Can Facebook still drive donations?
Thursday, June 11, 2015
When I discuss social media with clients there is one complaint I always hear – our Facebook reach has gone down. If you are having that problem, you are not alone; nonprofit and for-profit Facebook pages are struggling to get the reach they used to have, but Facebook has changed the game. Getting reach is much hard than it was years ago.
But just because increasing your reach has become more difficult does not mean you should give up on Facebook; it is still a huge donation driver. In an average peer-to-peer fundraising campaign, 15-18% of donations are referred directly from Facebook and Facebook refers 29.4% of traffic to donation pages on #GivingTuesday.
The Facebook algorithms
The Facebook algorithm is something every marketer in the world wants to get their hands on, but it is beyond elusive. No one knows exactly how Facebook ranks posts. This sounds overly secretive, but there is a reason for it – once the algorithm is revealed, people take advantage of it. Brands give up on good marketing and just lace their posts with the keywords/information Facebook wants to see. Facebook, for all the negative press they get, doesn’t support that.
Facebook wants their users to see quality, relevant content and not be bombarded with advertising jargon and senseless posts from brands.
Increasing organic reach
Elusive as the algorithm may be, every so often Facebook drops us a few hints on how to get more reach. Here are a couple of ways you can organically get your posts seen by more people:
- Talk about what is trending – A good rule of content marketing is to talk about relevant topics and Facebook rewards pages that do this with better reach. To see what is currently trending, check out the sidebar on the right side of your personal Facebook page. To plan ahead, check the calendar. Holidays, sporting events and entertainment topics all tend to trend on Facebook.

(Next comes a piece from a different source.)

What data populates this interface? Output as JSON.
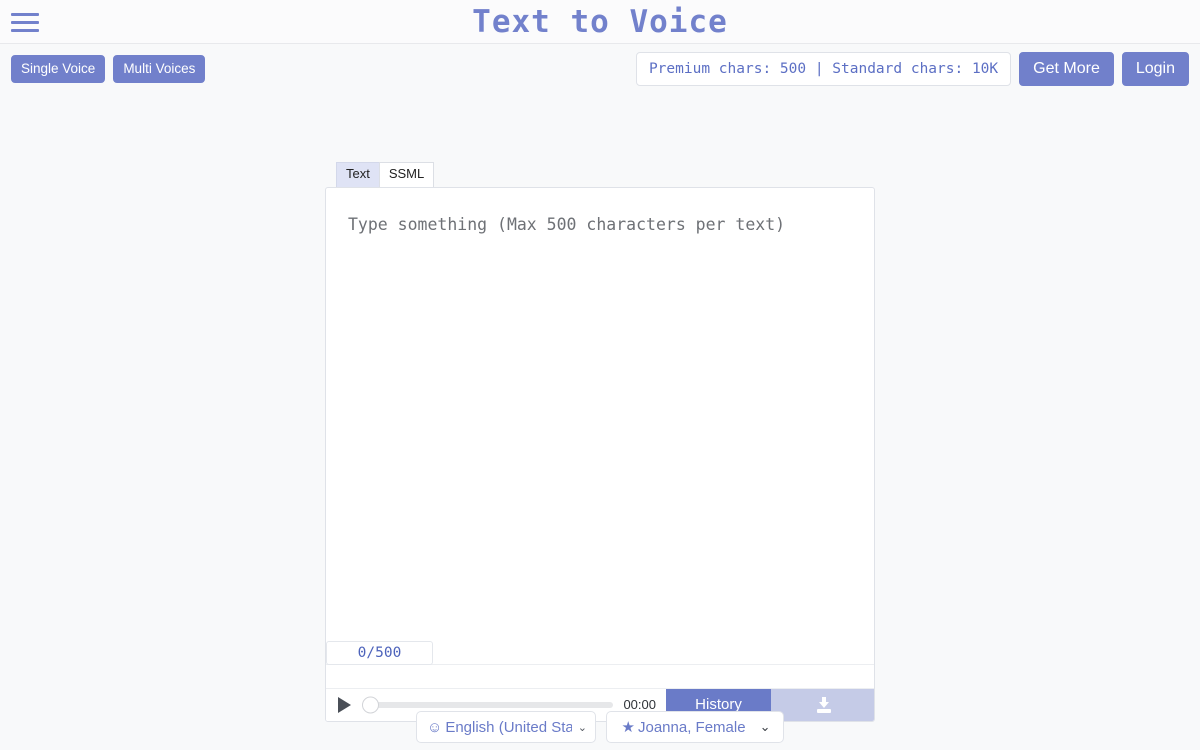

- Tag other pages – When you tag another page in your post, not only do your followers (have the chance to) see it, but also the followers of the page you tagged. Use this wisely. Only tag pages that make sense in the post – like if you are giving credit to the source of an article or a shout-out to a partner. Don’t just tag Beyoncé or Justin Bieber because they have a lot of followers.
Social media isn’t free
Yes, it is free to sign up for a social media account, but it takes time and money to keep your page updated – and to advertise. Now, you don’t have to advertise on Facebook to succeed, but it helps and isn’t that expensive.
You have several options of how to advertise; you can “boost” your post to reach more of the people who already follow you or you can “promote” your post to users who do not yet follow you. As for targeting an audience, there are hundreds of targeting combinations. You can choose from location, work, interests, age, gender, etc.
While Facebook has made it more challenging to reach donors, it is worth rising up to the challenge and staying on Facebook. Your donors are there, and in general, Facebook’s algorithms force us to create better, more relevant posts.